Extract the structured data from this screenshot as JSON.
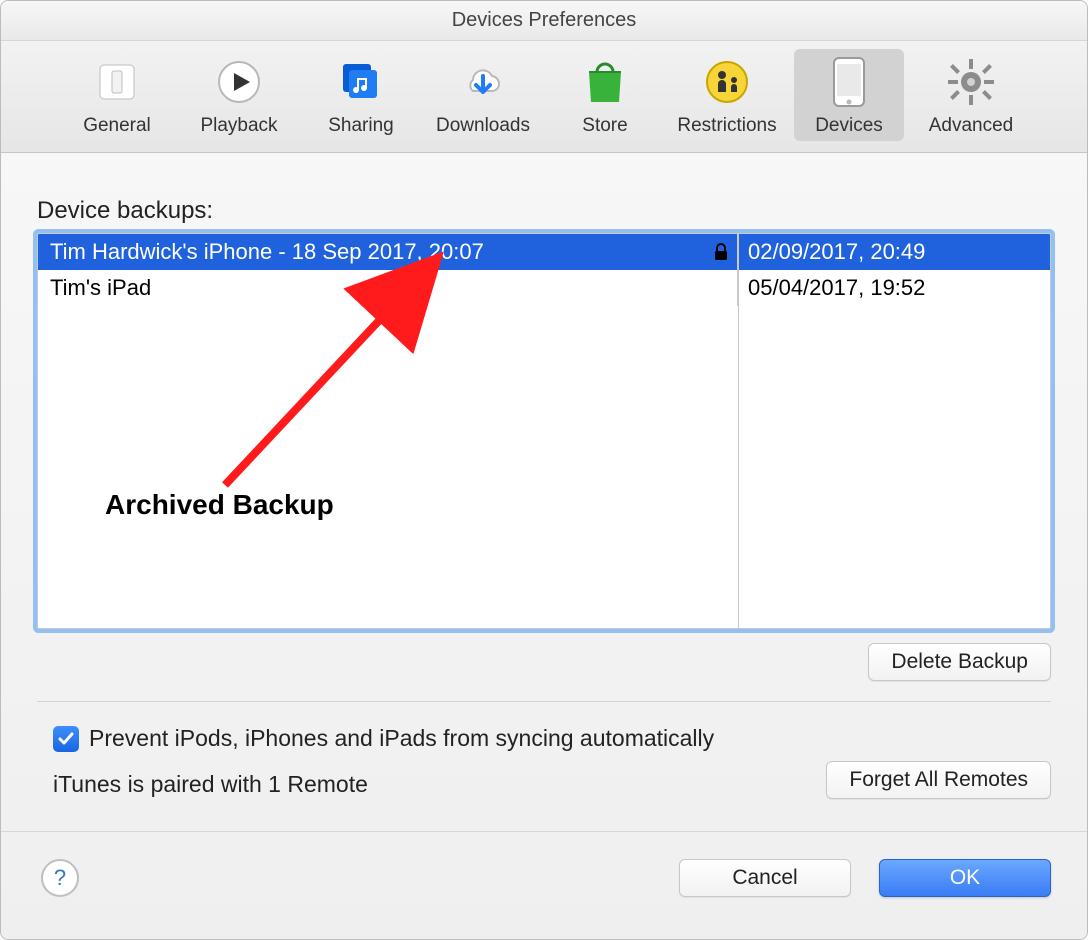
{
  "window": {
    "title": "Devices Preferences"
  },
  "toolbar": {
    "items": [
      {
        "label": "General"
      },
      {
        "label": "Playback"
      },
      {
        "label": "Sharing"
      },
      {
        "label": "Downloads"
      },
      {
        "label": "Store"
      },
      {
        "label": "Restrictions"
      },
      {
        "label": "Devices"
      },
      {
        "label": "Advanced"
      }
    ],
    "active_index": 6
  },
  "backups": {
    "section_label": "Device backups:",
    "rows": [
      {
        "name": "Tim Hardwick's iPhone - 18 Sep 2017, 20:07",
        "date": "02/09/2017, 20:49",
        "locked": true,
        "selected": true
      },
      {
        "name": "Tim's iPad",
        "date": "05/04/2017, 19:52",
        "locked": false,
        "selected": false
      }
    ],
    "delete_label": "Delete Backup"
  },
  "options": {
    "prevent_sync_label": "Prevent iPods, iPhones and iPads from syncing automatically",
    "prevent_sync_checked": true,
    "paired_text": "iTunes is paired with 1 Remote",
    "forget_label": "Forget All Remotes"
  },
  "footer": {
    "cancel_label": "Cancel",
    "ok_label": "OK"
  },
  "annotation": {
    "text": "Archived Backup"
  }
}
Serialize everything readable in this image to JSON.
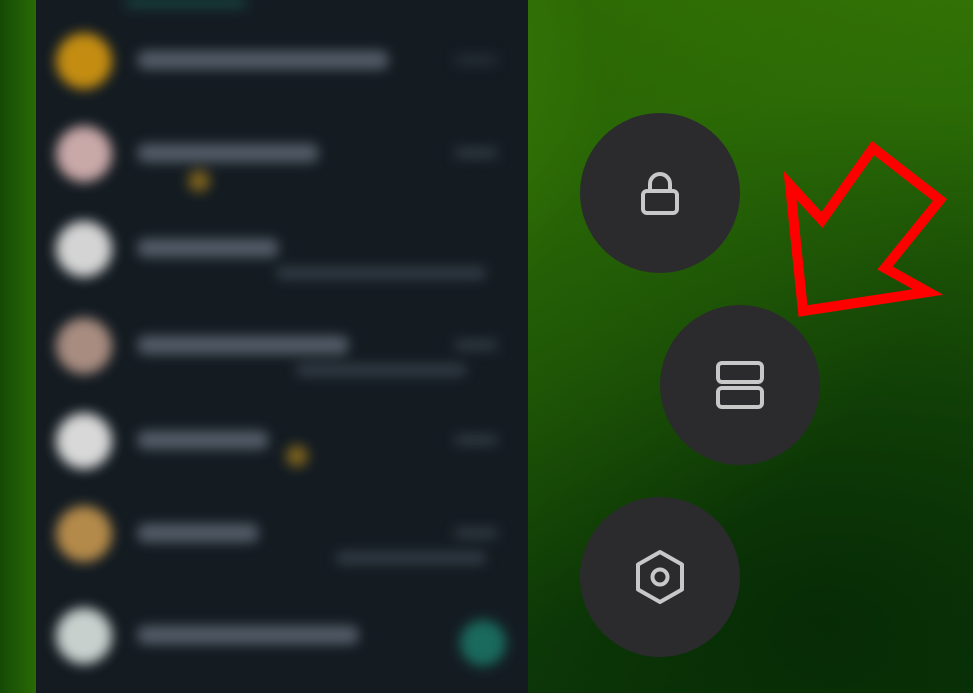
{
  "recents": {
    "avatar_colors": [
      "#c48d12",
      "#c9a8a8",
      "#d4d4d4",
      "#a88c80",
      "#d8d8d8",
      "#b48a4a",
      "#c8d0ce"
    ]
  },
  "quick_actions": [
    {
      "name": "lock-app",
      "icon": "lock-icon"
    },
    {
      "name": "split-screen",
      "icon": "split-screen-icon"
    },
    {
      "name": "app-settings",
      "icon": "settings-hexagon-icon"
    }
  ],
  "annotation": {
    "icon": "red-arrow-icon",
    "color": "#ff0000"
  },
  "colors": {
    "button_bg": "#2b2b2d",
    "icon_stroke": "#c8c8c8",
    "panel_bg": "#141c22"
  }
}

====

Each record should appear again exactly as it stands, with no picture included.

Task output →
Extract the structured data from this screenshot as JSON.
{
  "window": {
    "title": "Devices Preferences"
  },
  "toolbar": {
    "items": [
      {
        "label": "General"
      },
      {
        "label": "Playback"
      },
      {
        "label": "Sharing"
      },
      {
        "label": "Downloads"
      },
      {
        "label": "Store"
      },
      {
        "label": "Restrictions"
      },
      {
        "label": "Devices"
      },
      {
        "label": "Advanced"
      }
    ],
    "active_index": 6
  },
  "backups": {
    "section_label": "Device backups:",
    "rows": [
      {
        "name": "Tim Hardwick's iPhone - 18 Sep 2017, 20:07",
        "date": "02/09/2017, 20:49",
        "locked": true,
        "selected": true
      },
      {
        "name": "Tim's iPad",
        "date": "05/04/2017, 19:52",
        "locked": false,
        "selected": false
      }
    ],
    "delete_label": "Delete Backup"
  },
  "options": {
    "prevent_sync_label": "Prevent iPods, iPhones and iPads from syncing automatically",
    "prevent_sync_checked": true,
    "paired_text": "iTunes is paired with 1 Remote",
    "forget_label": "Forget All Remotes"
  },
  "footer": {
    "cancel_label": "Cancel",
    "ok_label": "OK"
  },
  "annotation": {
    "text": "Archived Backup"
  }
}
Serialize everything readable in this image to JSON.
{
  "recents": {
    "avatar_colors": [
      "#c48d12",
      "#c9a8a8",
      "#d4d4d4",
      "#a88c80",
      "#d8d8d8",
      "#b48a4a",
      "#c8d0ce"
    ]
  },
  "quick_actions": [
    {
      "name": "lock-app",
      "icon": "lock-icon"
    },
    {
      "name": "split-screen",
      "icon": "split-screen-icon"
    },
    {
      "name": "app-settings",
      "icon": "settings-hexagon-icon"
    }
  ],
  "annotation": {
    "icon": "red-arrow-icon",
    "color": "#ff0000"
  },
  "colors": {
    "button_bg": "#2b2b2d",
    "icon_stroke": "#c8c8c8",
    "panel_bg": "#141c22"
  }
}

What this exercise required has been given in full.